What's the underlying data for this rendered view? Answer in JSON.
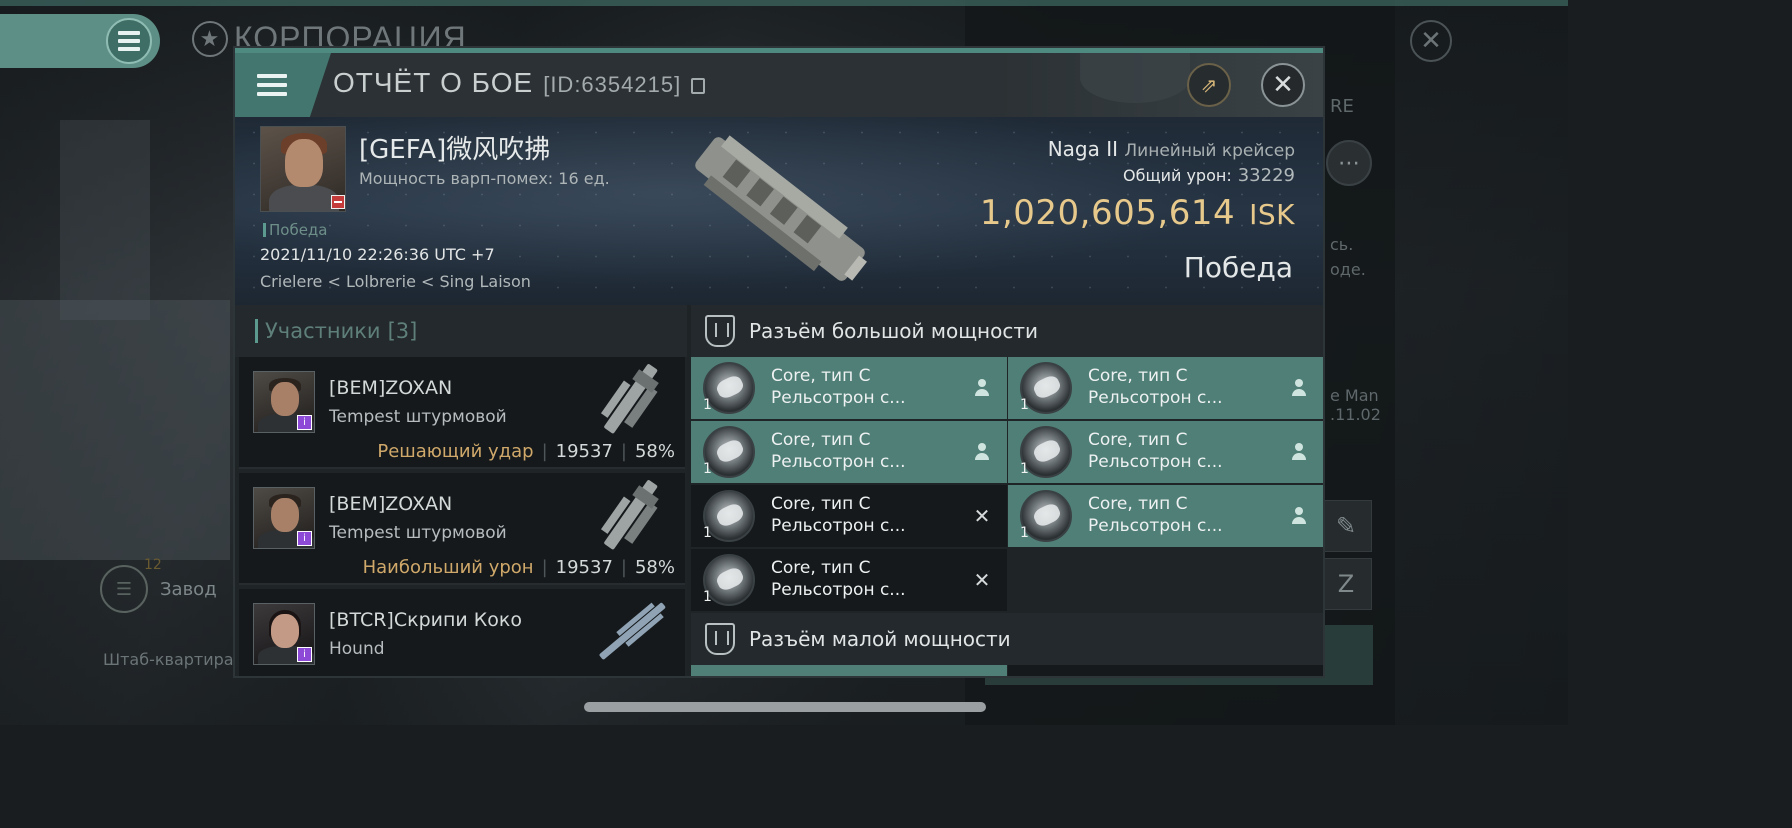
{
  "background": {
    "corp_title": "КОРПОРАЦИЯ",
    "side_fragment_re": "RE",
    "side_text_1": "сь.",
    "side_text_2": "оде.",
    "side_text_3": "e Man",
    "side_text_4": ".11.02",
    "factory_label": "Завод",
    "factory_count": "12",
    "hq_label": "Штаб-квартира"
  },
  "report": {
    "title": "ОТЧЁТ О БОЕ",
    "id": "[ID:6354215]"
  },
  "victim": {
    "pilot": "[GEFA]微风吹拂",
    "warp": "Мощность варп-помех: 16 ед.",
    "tag": "Победа",
    "datetime": "2021/11/10 22:26:36 UTC +7",
    "location": "Crielere < Lolbrerie < Sing Laison",
    "ship_name": "Naga II",
    "ship_class": "Линейный крейсер",
    "total_damage_label": "Общий урон:",
    "total_damage": "33229",
    "value": "1,020,605,614",
    "currency": "ISK",
    "result": "Победа"
  },
  "participants": {
    "label": "Участники",
    "count": "[3]",
    "rows": [
      {
        "name": "[BEM]ZOXAN",
        "ship": "Tempest штурмовой",
        "role": "Решающий удар",
        "damage": "19537",
        "percent": "58%"
      },
      {
        "name": "[BEM]ZOXAN",
        "ship": "Tempest штурмовой",
        "role": "Наибольший урон",
        "damage": "19537",
        "percent": "58%"
      },
      {
        "name": "[BTCR]Скрипи Коко",
        "ship": "Hound"
      }
    ]
  },
  "fittings": {
    "high_slot_title": "Разъём большой мощности",
    "low_slot_title": "Разъём малой мощности",
    "high_modules": [
      {
        "name": "Core, тип C",
        "sub": "Рельсотрон с...",
        "qty": "1",
        "status": "dropped"
      },
      {
        "name": "Core, тип C",
        "sub": "Рельсотрон с...",
        "qty": "1",
        "status": "dropped"
      },
      {
        "name": "Core, тип C",
        "sub": "Рельсотрон с...",
        "qty": "1",
        "status": "dropped"
      },
      {
        "name": "Core, тип C",
        "sub": "Рельсотрон с...",
        "qty": "1",
        "status": "dropped"
      },
      {
        "name": "Core, тип C",
        "sub": "Рельсотрон с...",
        "qty": "1",
        "status": "destroyed"
      },
      {
        "name": "Core, тип C",
        "sub": "Рельсотрон с...",
        "qty": "1",
        "status": "dropped"
      },
      {
        "name": "Core, тип C",
        "sub": "Рельсотрон с...",
        "qty": "1",
        "status": "destroyed"
      }
    ]
  },
  "colors": {
    "accent": "#4f8a80",
    "gold": "#e7c98c",
    "dropped_bg": "#4f7f77",
    "destroyed_bg": "#15191b"
  }
}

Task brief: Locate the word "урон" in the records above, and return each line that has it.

Completed task:
    "total_damage_label": "Общий урон:",
        "role": "Наибольший урон",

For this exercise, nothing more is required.